When my son and this blog were newborns, I purchased a copy of Seth Lerer’s Children’s Literature: A Reader’s History and began reading some of the classic children’s books that I loved as a child and/or that have been influential in creating children’s literature as we know it. My project through the classics in that book got rather derailed as my baby became a toddler.
Now he’s a preschooler and I’m expecting another baby. I still don’t have the time (or the motivation, to be honest) to follow a progressive approach to reading through classic stories of the past1, but I certainly enjoy reading literary criticism of literature and the history of the stories that are the foundation for children’s literature today.
Enchanted Hunters, Maria Tatar’s volume on “The Power of Stories in Childhood,” is enjoyable and informative for the reader of children’s literature, for the parent who reads to a child, and for the reader who enjoys fairy tales. She discusses children’s literature from a few different approaches, including literary criticism, history, and personal opinions.
Tatar’s literary criticism of the classics of children’s literature, from The Secret Garden to The Magic Tollbooth, did not always resonate with me, but I still loved reading her thoughts. The great thing about literary criticism is that one can approach it as her or she sees it, and I love getting the different perspectives on favorites. She discusses the characters in novels as representatives continuing the traditions of fairy tales of the past (Charlotte from E.B.White’s classic as the magical “Rumpelstiltskin” like character weaving straw in to gold). She hones in on why Goodnight Moon works (and does not) as a bedtime story. Since my post on Goodnight Moon remains the post on Rebecca Reads with the greatest number of hits, I found is fascinating to read her criticisms (even if I still love it as the best picture book/goodnight book ever written).
On another level, as may be evident by the mentions in the paragraph above, Enchanted Hunters is a history of the development of children’s literature. Although Tatar does not chronologically or topically follow the history as Lerer did in his volume, she does specifically discuss literature’s development for children in chapter 2, subtitled “Storytelling and the Invention of Bedtime Reading.” Further, as I mention above, as she analyses the best of children’s literature, she puts the beloved characters and scenarios in context. I loved seeing the patterns throughout children’s literature, and it got me excited to revisit some of these wonderful classics.

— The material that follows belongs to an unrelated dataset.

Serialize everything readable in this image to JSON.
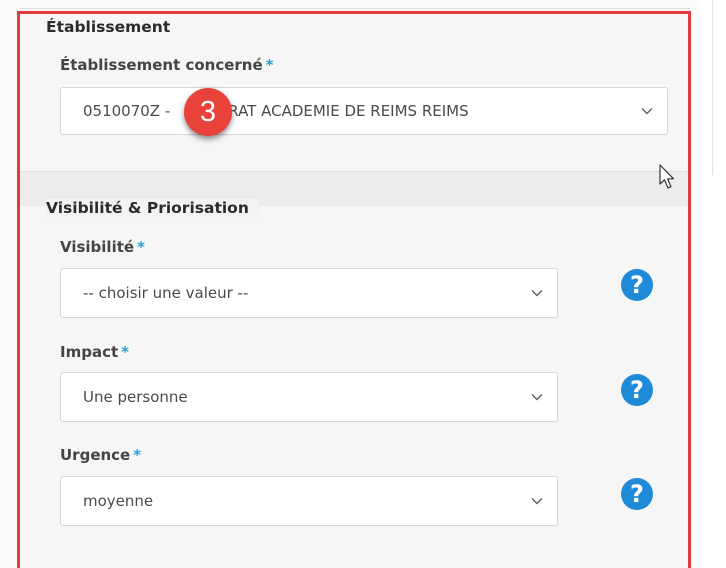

And finally, on the last level, Enchanted Hunters looks at the whys and hows behind children’s literature. Tatar’s book is a light overview of the psychology of children’s book in terms of the child’s needs. Why do children seek stories? Why do they want fantasy stories and alternate worlds? Why do stories with horrific endings, evil monsters, or disturbing characters attract them in the stories they read? I think Tatar puts children’s literature in context:
As a child’s faith in fantasy begins to erode, anxieties about the consequences of growing up, leaving childhood behind, and losing the healing powers of the imagination demand new problem-solving skills. Many of our culture’s classics of bedtime reading … take up and work through connections among childhood, mortality, imagination, and play. (page 119)
Although there is much to consider for each child’s needs (each child is an individual, after all), the classics of fairy tales and other stories provide a different outlet for children to better understand the world around them.
Ms Tatar is obviously well read in not just children’s literature but adult classics and philosophers as well. Because of her wide-reaching discussions and because her book does analyze children’s books on a literary level2, her book may not appeal to everyone. Personally, when I want to return to an overview of children’s classics, I’ll probably be returning to Seth Lerer’s volume: I simply loved his approach to the literature of the ages. But Maria Tatar’s volume also has much to offer, and I’m glad I read it.
What suggestions do you have for books about children’s literature, whether it’s a history of the classics for children or an overview of the whys involved with what makes them great?